» **PROBLEM**: Wherever the string "Center" shows up in the data below, copy the whole line.

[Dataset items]
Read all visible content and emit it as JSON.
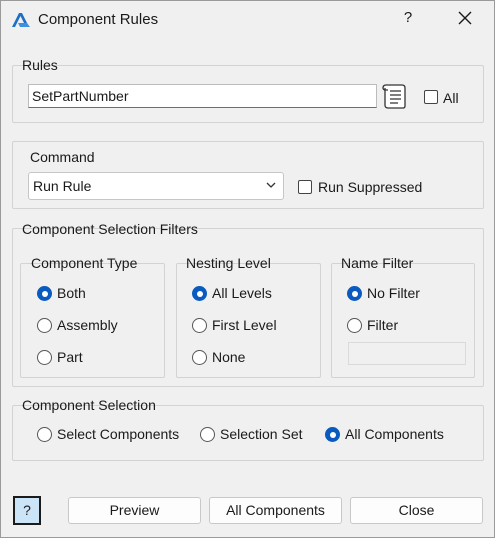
{
  "window": {
    "title": "Component Rules",
    "help_glyph": "?",
    "close_icon": "close-icon",
    "app_icon": "autodesk-a-icon"
  },
  "rules": {
    "group_label": "Rules",
    "value": "SetPartNumber",
    "browse_icon": "rules-list-icon",
    "all_label": "All",
    "all_checked": false
  },
  "command": {
    "group_label": "Command",
    "selected": "Run Rule",
    "run_suppressed_label": "Run Suppressed",
    "run_suppressed_checked": false
  },
  "filters": {
    "group_label": "Component Selection Filters",
    "component_type": {
      "label": "Component Type",
      "options": [
        "Both",
        "Assembly",
        "Part"
      ],
      "selected": "Both"
    },
    "nesting_level": {
      "label": "Nesting Level",
      "options": [
        "All Levels",
        "First Level",
        "None"
      ],
      "selected": "All Levels"
    },
    "name_filter": {
      "label": "Name Filter",
      "options": [
        "No Filter",
        "Filter"
      ],
      "selected": "No Filter",
      "filter_value": ""
    }
  },
  "selection": {
    "group_label": "Component Selection",
    "options": [
      "Select Components",
      "Selection Set",
      "All Components"
    ],
    "selected": "All Components"
  },
  "buttons": {
    "help": "?",
    "preview": "Preview",
    "all_components": "All Components",
    "close": "Close"
  },
  "colors": {
    "accent": "#0a5bbf",
    "help_button_bg": "#cce4f7"
  }
}
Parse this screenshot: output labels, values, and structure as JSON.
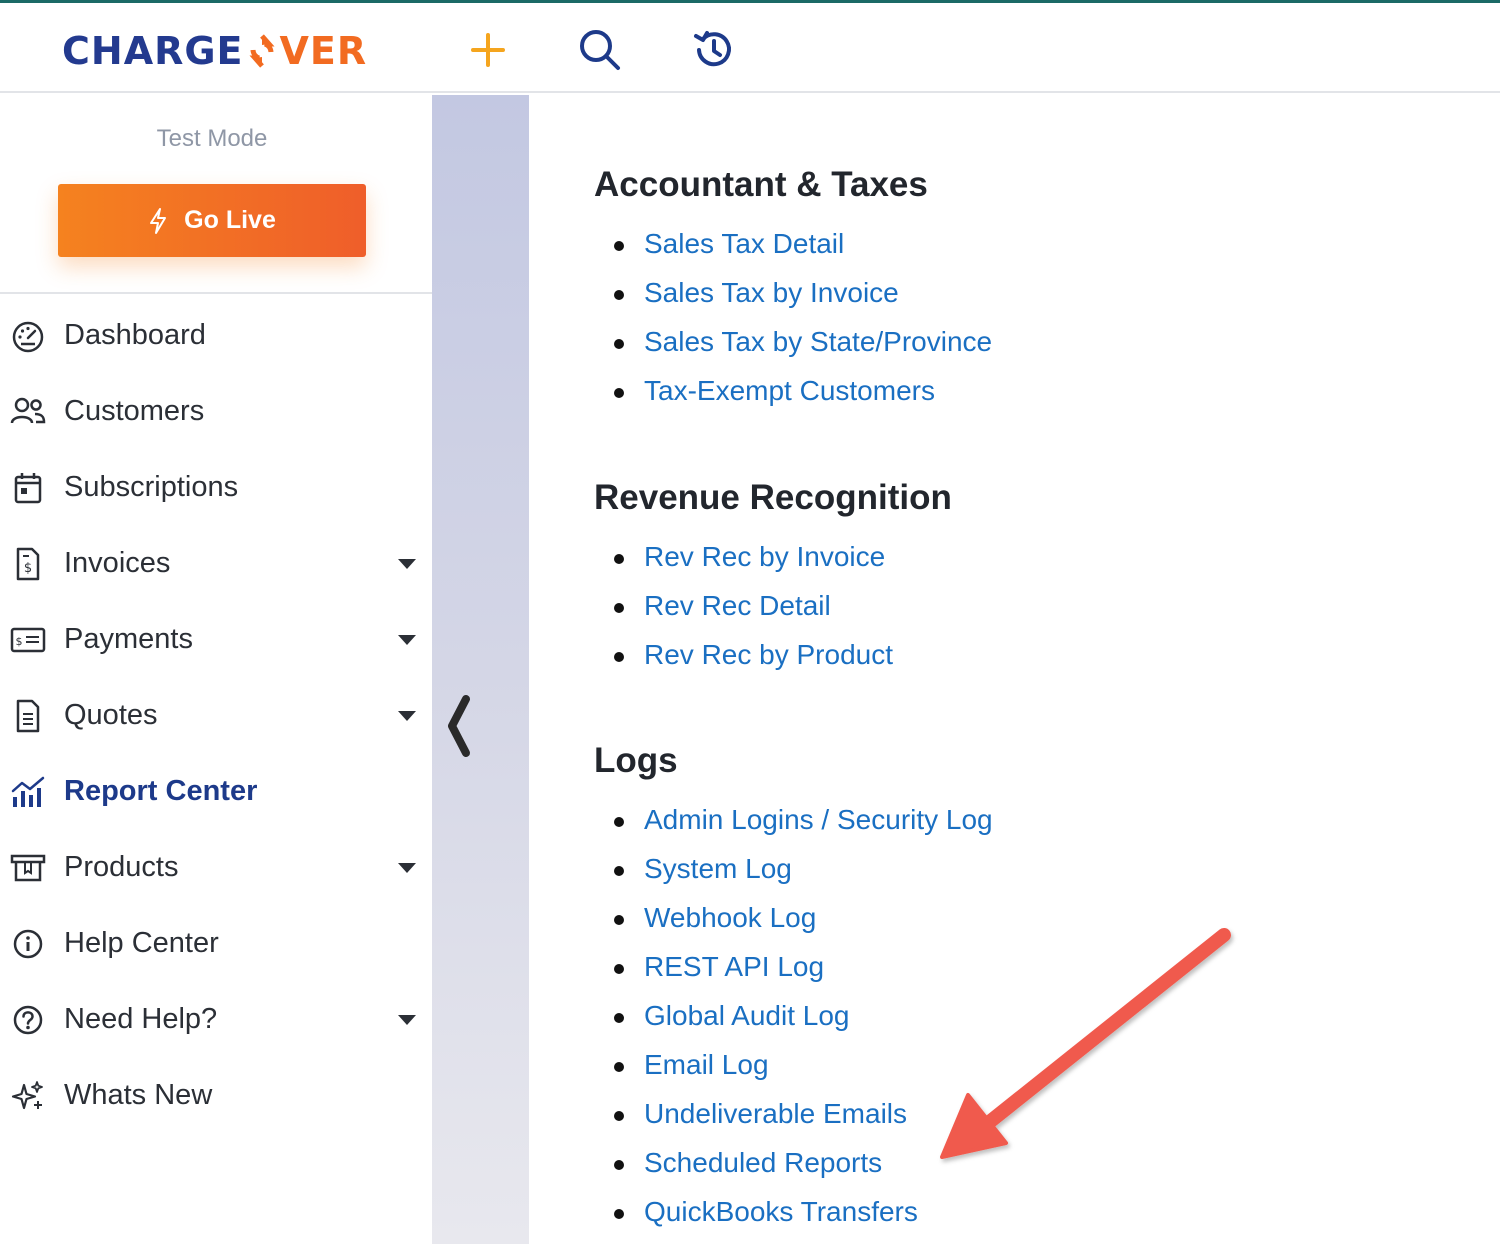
{
  "header": {
    "logo_left": "CHARGE",
    "logo_right": "VER",
    "add_icon": "plus-icon",
    "search_icon": "search-icon",
    "history_icon": "history-icon",
    "colors": {
      "brand_blue": "#233a8f",
      "brand_orange": "#f26b21",
      "plus": "#f5a51e"
    }
  },
  "sidebar": {
    "mode_label": "Test Mode",
    "go_live_label": "Go Live",
    "items": [
      {
        "label": "Dashboard",
        "icon": "gauge-icon",
        "has_caret": false,
        "active": false
      },
      {
        "label": "Customers",
        "icon": "users-icon",
        "has_caret": false,
        "active": false
      },
      {
        "label": "Subscriptions",
        "icon": "calendar-icon",
        "has_caret": false,
        "active": false
      },
      {
        "label": "Invoices",
        "icon": "invoice-icon",
        "has_caret": true,
        "active": false
      },
      {
        "label": "Payments",
        "icon": "payment-card-icon",
        "has_caret": true,
        "active": false
      },
      {
        "label": "Quotes",
        "icon": "document-icon",
        "has_caret": true,
        "active": false
      },
      {
        "label": "Report Center",
        "icon": "chart-icon",
        "has_caret": false,
        "active": true
      },
      {
        "label": "Products",
        "icon": "box-icon",
        "has_caret": true,
        "active": false
      },
      {
        "label": "Help Center",
        "icon": "info-icon",
        "has_caret": false,
        "active": false
      },
      {
        "label": "Need Help?",
        "icon": "question-icon",
        "has_caret": true,
        "active": false
      },
      {
        "label": "Whats New",
        "icon": "sparkle-icon",
        "has_caret": false,
        "active": false
      }
    ]
  },
  "content": {
    "sections": [
      {
        "title": "Accountant & Taxes",
        "links": [
          "Sales Tax Detail",
          "Sales Tax by Invoice",
          "Sales Tax by State/Province",
          "Tax-Exempt Customers"
        ]
      },
      {
        "title": "Revenue Recognition",
        "links": [
          "Rev Rec by Invoice",
          "Rev Rec Detail",
          "Rev Rec by Product"
        ]
      },
      {
        "title": "Logs",
        "links": [
          "Admin Logins / Security Log",
          "System Log",
          "Webhook Log",
          "REST API Log",
          "Global Audit Log",
          "Email Log",
          "Undeliverable Emails",
          "Scheduled Reports",
          "QuickBooks Transfers"
        ]
      }
    ],
    "link_color": "#1a6fc2",
    "annotation_color": "#f05a4e"
  }
}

» **RESULT OF THE TASK**:
        "label": "Report Center",
        "label": "Help Center",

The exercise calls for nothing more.